One of the benefits of using Kadyrov’s forces is that Chechens are Sunni Muslims – something that could ingratiate them more easily to the local Libyan population, as it did repeatedly in Syria. Kadyrov and Chechnya have regularly acted as the Kremlin’s envoy to the Muslim world, using their shared faith and experience against a domestic Islamist insurgency to warm relations with Arab autocracies in the Gulf and elsewhere.
One other seemingly unlikely option should not be ruled out: It is not inconceivable that Russia could launch direct airstrikes in Libya. The logistics would be difficult – it is not certain that bases currently used by Emirati forces in Libya would be sufficient to sustain Russian operations as well – but to some degree, they could be executed. Such a move would almost certainly not come until after the conclusion of Syria’s Idlib campaign, which includes a not-insignificant amount of Russian airpower. Airstrikes in Libya would be a massive escalation on Moscow’s part. Over everything else, however, it was direct, concerted airstrikes that tipped the scales in Syria – a fact that some in the Kremlin surely recognize.

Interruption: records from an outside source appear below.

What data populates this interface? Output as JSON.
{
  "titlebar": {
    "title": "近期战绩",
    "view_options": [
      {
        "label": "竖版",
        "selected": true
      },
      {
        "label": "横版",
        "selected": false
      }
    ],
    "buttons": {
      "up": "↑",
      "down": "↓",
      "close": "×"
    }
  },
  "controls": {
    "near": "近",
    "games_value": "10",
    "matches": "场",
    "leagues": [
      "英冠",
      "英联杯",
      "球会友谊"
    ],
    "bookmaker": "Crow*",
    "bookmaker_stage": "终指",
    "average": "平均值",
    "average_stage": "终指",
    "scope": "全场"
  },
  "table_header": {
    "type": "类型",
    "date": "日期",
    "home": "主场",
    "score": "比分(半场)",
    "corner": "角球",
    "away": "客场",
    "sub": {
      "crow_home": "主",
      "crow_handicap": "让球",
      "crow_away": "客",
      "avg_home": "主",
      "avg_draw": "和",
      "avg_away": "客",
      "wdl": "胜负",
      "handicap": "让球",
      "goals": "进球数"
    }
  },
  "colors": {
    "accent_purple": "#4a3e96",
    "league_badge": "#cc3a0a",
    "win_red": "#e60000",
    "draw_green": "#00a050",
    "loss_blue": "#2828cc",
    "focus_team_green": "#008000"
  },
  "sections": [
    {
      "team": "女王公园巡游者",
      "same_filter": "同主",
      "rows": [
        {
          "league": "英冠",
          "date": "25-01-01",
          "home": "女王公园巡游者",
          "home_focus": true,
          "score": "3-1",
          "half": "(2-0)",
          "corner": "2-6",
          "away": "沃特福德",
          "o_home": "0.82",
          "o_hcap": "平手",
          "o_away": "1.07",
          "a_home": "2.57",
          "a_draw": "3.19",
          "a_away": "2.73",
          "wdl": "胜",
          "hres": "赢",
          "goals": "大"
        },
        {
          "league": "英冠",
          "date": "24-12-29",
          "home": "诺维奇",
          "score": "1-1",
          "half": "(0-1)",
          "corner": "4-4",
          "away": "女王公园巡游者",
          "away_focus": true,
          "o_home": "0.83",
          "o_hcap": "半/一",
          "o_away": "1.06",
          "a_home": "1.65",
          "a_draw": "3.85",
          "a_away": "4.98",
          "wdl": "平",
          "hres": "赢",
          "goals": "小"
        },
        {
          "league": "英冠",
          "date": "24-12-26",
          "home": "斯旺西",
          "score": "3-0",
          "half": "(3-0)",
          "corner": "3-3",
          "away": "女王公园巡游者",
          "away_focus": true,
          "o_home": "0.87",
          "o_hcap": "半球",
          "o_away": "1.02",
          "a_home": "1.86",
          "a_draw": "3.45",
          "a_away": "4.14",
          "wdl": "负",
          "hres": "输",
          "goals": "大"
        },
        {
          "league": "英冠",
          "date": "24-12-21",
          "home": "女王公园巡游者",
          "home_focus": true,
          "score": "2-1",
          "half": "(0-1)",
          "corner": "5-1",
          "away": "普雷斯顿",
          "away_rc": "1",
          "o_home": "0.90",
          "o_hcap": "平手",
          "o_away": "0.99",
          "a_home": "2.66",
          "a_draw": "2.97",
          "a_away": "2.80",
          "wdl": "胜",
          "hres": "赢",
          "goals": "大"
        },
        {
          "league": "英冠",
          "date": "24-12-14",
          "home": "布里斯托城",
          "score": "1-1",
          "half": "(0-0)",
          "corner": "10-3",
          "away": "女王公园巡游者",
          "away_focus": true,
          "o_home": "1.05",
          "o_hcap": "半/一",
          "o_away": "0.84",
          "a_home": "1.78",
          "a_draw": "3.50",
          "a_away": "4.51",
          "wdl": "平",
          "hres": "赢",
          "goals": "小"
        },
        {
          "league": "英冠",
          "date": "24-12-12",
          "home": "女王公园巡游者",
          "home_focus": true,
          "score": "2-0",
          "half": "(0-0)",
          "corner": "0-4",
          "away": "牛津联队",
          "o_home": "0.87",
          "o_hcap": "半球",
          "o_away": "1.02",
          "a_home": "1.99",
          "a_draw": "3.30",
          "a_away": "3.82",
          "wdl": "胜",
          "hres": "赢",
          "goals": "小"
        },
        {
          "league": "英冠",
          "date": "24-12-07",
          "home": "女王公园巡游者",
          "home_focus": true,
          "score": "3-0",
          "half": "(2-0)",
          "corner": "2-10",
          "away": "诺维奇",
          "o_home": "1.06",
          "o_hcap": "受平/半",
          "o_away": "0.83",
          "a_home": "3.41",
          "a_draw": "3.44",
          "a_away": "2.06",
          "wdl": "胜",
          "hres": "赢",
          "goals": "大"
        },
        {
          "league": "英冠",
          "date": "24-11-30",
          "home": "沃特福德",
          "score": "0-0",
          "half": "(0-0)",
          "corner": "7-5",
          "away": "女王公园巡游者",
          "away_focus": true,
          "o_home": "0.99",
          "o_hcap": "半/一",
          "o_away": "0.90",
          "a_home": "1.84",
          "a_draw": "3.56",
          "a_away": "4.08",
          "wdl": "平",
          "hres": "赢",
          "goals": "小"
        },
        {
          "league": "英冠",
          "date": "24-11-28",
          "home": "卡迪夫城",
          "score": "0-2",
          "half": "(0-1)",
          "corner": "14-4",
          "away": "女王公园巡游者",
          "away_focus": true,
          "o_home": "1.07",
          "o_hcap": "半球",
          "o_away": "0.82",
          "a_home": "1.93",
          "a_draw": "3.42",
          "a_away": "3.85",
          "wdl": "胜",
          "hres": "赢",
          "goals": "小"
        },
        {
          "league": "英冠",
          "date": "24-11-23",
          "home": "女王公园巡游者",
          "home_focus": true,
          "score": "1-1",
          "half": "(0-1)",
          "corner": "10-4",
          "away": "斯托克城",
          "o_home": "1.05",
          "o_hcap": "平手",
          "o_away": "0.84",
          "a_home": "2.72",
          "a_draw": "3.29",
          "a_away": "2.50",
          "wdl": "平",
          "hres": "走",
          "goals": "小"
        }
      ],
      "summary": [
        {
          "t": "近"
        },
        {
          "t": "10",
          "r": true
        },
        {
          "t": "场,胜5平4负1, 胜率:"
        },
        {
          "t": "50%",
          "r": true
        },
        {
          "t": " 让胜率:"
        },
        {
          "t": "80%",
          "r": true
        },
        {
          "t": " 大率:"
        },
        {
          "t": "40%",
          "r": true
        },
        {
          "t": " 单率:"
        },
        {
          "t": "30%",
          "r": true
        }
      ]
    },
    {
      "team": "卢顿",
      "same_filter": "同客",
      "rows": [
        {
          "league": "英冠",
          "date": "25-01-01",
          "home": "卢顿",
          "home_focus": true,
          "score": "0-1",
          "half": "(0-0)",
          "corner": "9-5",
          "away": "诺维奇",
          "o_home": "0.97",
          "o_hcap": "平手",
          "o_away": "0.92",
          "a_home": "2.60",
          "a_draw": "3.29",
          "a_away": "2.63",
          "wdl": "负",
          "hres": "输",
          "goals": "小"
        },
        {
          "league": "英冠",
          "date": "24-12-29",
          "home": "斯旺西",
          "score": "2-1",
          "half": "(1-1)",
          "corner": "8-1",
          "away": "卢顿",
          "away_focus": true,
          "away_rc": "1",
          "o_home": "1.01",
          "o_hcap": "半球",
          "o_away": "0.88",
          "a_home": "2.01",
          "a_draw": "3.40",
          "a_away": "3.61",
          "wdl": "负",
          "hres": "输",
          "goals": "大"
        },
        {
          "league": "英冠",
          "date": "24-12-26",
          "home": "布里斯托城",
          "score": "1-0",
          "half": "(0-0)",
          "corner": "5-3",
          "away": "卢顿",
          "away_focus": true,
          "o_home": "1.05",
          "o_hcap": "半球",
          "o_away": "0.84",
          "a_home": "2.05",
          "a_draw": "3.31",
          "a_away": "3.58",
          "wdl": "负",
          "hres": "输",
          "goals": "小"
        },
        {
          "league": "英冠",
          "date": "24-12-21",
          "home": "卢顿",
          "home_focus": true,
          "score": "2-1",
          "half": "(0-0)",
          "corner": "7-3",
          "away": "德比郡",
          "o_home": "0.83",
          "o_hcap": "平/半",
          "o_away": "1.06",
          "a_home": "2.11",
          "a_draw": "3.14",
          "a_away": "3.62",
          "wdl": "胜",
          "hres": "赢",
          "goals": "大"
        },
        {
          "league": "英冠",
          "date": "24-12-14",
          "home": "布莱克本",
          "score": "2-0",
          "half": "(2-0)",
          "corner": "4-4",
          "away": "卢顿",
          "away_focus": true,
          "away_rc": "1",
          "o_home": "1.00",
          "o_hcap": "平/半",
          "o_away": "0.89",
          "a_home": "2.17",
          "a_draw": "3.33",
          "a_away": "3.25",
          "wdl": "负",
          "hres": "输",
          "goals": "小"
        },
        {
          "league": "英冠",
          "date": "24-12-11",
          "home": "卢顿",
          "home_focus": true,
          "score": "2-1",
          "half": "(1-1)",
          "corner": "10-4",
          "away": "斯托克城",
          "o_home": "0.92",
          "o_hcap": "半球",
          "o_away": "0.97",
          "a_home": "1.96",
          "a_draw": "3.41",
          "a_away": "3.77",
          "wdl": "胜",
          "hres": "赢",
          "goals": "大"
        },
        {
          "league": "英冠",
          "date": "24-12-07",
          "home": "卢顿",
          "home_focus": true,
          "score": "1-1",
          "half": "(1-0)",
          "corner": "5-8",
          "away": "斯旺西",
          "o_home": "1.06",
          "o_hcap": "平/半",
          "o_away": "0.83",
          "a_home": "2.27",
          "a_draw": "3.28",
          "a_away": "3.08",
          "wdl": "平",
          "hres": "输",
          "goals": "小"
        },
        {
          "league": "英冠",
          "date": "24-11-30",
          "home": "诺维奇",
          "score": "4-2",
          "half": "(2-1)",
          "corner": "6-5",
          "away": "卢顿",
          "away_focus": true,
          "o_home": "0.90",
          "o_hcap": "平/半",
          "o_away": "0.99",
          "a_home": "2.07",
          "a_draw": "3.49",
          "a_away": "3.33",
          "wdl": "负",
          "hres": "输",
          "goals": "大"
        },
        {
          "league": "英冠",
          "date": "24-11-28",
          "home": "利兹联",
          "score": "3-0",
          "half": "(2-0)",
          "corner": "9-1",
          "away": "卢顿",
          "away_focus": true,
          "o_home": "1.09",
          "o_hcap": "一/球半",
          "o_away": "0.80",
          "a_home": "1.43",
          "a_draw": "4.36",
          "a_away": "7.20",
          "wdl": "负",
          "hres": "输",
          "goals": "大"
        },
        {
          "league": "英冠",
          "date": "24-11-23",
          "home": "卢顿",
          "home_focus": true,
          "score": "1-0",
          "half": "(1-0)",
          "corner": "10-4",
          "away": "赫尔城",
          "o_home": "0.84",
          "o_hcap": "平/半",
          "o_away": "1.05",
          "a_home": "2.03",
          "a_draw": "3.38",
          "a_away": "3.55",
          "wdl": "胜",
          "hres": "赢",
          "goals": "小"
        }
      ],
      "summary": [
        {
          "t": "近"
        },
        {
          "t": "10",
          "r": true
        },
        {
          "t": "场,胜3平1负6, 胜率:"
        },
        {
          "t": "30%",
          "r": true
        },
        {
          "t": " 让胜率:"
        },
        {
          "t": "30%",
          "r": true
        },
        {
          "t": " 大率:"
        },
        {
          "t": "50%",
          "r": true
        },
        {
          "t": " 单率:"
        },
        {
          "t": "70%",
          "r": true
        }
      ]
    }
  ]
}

Many factors could yet sway Moscow to pause or reverse its escalation in Libya. Continued overtly pro-Haftar action seems certain to seriously damage relations with Turkey, with whom Russia has painstakingly forged a working relationship in Syria. The recent steep fall in global oil prices will also hit Russian state finances hard, possibly forcing a recalculation of priorities for Moscow. Most simply, the Kremlin could decide that the potential gains in Libya are simply not worth more blood or treasure.
In this lies the greatest potential for U.S. and Western countries to counter Russia in Libya by raising the political and material cost of further Russian military activity in the country and making it clear that Moscow will not simply be allowed to impose victory for Haftar and the LNA there. An affirmation of U.S. commitment to the U.N.-backed GNA administration, alongside some form of economic and/or military aid, would force a serious recalculation for the Kremlin. Given recent GNA battlefield successes, such a move would be relatively low-risk for Washington. Until that occurs, expect to see Russia carry out one or more of the military options above in Libya.
The views expressed in this article are those of the authors and are not an official policy or position of CGP.